RELATED: Tsunami warning an ‘exercise in precaution’

While Nissen said the earthquakes are not an indication that the ‘Big One’ could happen anytime soon, they do serve as reminders to be prepared for emergencies in the future.

“In this part of the world, people should always be concerned about earthquakes and people should do the simple steps that can ensure that if and when a large earthquake strikes, your property, your life the lives of your loved ones are safe,” he said.

“I view them as a reminder to us all that we live in a setting where we can experience very large earthquakes and therefore we should make sure that we’re prepared.”

Households should have emergency plans and kits ready to grab at a moment’s notice.
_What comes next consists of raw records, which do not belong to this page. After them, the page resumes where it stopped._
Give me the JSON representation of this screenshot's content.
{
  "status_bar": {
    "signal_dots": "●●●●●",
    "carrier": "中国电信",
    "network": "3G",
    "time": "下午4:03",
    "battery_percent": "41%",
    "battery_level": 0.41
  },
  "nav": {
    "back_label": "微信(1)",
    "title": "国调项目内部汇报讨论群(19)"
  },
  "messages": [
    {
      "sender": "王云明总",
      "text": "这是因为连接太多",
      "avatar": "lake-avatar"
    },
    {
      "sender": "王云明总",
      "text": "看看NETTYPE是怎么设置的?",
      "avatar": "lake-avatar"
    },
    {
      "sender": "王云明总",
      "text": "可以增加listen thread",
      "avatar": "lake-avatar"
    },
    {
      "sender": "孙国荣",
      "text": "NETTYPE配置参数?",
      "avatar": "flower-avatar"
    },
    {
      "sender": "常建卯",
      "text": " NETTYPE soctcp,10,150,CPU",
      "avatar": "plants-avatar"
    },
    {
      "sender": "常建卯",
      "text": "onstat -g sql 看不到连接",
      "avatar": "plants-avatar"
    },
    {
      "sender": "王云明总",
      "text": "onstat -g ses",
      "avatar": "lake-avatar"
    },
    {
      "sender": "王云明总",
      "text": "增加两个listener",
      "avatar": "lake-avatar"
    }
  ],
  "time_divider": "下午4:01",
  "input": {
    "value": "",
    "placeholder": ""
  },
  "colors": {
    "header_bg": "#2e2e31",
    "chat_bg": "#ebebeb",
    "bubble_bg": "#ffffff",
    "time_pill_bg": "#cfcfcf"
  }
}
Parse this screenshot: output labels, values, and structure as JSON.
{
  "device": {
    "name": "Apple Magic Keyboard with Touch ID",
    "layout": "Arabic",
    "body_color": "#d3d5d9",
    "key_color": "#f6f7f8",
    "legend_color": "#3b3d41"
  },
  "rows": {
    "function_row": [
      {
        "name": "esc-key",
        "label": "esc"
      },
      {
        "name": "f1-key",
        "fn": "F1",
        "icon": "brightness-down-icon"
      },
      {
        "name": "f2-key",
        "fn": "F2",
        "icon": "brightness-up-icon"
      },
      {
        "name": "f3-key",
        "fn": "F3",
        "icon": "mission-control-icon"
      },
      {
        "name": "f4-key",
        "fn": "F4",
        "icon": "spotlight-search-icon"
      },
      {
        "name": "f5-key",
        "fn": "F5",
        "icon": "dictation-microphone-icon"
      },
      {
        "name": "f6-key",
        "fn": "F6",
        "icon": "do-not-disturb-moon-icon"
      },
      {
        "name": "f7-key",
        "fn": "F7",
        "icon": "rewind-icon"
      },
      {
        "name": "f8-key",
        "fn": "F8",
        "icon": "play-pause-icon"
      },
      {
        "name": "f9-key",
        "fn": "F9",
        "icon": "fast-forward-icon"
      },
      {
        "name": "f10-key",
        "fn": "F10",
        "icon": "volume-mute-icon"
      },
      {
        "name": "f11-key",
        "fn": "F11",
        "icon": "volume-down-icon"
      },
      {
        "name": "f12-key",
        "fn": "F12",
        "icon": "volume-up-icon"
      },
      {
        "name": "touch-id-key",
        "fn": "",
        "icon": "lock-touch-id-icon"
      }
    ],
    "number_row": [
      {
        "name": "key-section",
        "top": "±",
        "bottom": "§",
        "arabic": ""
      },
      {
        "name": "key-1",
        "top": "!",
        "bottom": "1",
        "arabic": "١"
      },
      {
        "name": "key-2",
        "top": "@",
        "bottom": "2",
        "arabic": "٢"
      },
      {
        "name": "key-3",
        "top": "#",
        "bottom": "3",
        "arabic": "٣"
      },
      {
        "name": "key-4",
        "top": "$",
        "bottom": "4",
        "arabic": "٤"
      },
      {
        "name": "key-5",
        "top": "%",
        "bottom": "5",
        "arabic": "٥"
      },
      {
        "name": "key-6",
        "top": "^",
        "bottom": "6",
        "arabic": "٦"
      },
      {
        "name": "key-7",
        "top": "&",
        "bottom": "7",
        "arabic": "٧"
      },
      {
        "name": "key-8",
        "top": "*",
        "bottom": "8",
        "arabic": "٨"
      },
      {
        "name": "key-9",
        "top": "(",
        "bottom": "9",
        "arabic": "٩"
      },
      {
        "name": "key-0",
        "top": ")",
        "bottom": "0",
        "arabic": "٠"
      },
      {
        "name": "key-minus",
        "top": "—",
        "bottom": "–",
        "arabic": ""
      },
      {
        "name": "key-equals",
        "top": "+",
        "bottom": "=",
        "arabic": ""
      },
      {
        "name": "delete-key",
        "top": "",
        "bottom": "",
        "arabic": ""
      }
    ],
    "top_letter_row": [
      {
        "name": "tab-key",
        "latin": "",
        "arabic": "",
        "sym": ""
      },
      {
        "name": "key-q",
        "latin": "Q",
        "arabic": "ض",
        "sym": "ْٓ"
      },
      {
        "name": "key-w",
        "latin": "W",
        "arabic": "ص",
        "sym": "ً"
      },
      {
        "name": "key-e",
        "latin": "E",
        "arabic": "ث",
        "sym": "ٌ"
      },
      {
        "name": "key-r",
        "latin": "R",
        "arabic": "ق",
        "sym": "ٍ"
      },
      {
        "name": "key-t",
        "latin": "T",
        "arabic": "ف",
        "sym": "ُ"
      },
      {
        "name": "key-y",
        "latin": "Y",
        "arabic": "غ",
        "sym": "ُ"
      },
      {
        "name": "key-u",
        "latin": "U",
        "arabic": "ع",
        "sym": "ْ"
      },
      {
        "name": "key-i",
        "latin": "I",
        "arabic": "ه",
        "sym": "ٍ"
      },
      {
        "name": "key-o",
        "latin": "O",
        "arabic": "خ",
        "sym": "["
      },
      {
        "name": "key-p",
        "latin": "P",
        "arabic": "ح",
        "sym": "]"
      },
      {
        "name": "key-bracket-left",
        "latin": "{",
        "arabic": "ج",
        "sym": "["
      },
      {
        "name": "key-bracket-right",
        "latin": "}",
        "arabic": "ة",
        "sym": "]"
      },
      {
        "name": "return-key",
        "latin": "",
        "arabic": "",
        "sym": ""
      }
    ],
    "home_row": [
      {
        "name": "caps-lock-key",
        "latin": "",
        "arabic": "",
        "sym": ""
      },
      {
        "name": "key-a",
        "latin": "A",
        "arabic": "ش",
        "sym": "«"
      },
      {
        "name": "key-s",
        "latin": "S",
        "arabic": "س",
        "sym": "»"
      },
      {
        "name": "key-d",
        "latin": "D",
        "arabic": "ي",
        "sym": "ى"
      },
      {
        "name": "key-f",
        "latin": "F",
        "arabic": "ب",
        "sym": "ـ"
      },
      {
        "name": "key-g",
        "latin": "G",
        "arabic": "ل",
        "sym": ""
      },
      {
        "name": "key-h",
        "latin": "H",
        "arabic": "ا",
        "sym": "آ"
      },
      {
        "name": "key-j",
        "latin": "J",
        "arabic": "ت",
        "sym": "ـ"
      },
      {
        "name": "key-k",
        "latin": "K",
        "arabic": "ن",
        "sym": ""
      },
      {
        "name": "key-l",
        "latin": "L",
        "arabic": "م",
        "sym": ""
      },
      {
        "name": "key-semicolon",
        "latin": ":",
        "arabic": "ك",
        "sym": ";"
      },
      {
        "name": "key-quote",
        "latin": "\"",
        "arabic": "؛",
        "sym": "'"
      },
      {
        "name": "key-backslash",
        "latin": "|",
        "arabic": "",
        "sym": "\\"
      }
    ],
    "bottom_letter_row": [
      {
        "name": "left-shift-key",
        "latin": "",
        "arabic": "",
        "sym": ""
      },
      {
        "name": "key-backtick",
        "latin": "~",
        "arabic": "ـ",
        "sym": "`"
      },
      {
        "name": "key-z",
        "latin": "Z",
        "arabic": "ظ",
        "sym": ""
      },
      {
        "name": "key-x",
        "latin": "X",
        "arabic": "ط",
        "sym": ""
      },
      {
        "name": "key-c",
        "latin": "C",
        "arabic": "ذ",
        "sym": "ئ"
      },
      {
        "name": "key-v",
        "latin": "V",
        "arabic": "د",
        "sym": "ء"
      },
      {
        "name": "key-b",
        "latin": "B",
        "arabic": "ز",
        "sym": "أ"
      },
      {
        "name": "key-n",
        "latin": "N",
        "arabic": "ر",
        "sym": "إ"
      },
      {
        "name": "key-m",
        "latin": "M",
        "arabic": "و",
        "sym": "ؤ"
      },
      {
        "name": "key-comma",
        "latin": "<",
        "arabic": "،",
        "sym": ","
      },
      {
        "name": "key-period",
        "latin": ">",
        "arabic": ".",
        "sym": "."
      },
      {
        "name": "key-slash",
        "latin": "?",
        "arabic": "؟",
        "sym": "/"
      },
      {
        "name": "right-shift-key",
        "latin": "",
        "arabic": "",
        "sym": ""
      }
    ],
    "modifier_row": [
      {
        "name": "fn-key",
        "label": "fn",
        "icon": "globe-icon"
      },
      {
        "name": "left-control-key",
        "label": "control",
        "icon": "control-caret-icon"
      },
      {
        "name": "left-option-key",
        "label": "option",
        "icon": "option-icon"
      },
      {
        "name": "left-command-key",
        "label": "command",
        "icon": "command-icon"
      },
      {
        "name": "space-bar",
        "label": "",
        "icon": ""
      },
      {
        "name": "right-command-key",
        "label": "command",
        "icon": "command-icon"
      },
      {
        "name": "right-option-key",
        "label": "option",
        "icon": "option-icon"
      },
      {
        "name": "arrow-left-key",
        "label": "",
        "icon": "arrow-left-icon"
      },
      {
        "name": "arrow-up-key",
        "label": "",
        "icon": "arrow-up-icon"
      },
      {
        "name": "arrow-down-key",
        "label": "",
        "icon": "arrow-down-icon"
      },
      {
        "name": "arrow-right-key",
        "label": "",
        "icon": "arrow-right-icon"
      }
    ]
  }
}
Emergency Management B.C. said kits should include ready-to-eat food and water, flashlights and batteries, a radio, seasonal clothing, medications, a small First-Aid kit, and whistle, among other things.


Like us on Facebook and follow us on Twitter

kendra.wong@goldstreamgazette.com

Just Posted

Gitxsan chiefs ‘close’ territory to recreational fishery

DFO will not enforce the conservation measure that rejects data from Tyee Test Fishery

PHOTOS: Scenes from fifth annual Street Fair Medley

Downtown activities lasted from 10 a.m. to 10 p.m. on August 11

Australian firefighters join Telegraph Creek efforts

Regional district extends State of Emergency another week to Aug. 17

Runners crowned at 41st King of the Mountain Race

The event was organized by the Skeena Valley Runners for the first time this year

Terrace to hold fundraiser for Telegraph Creek fire evacuees

Terrace Professional Firefighters, mayor and council will be serving up Mr.Mikes burgers August 16

Average Canadian family spends 43% of income on taxes: study

Fraser Institute’s consumer report shows taxes accounting for larger chunk of income each year

Police chiefs call for stricter controls on pill presses to fight opioids

Canada’s police chiefs are urging Ottawa to beef up its fight against the opioid scourge by closely vetting people who import pill presses

Hot, dry conditions forces drought rating to highest level on Vancouver Island

The province says Vancouver Island is under Stage 4 drought conditions

Victoria police say explicit calls continue to target women

Over 50 reports of unwanted, sexually explicit calls have come in

‘It’s like a party in your mouth’

B.C. creator’s Milkshake Burger makes its debut at the PNE

Get involved in the Great Canadian Bumble Bee Count

Environmental organization develops app to help with the nationwide count

Pesticides linked to bee deaths will be phased out in Canada, sources say

Neonicotinoids, or neonics, are a class of pesticides used by farmers and hobby gardeners alike

Wildfire smoke blankets B.C. and Alberta, prompting air quality advisories

About 25 new wildfires were sparked between Monday morning and midday Tuesday

Most Read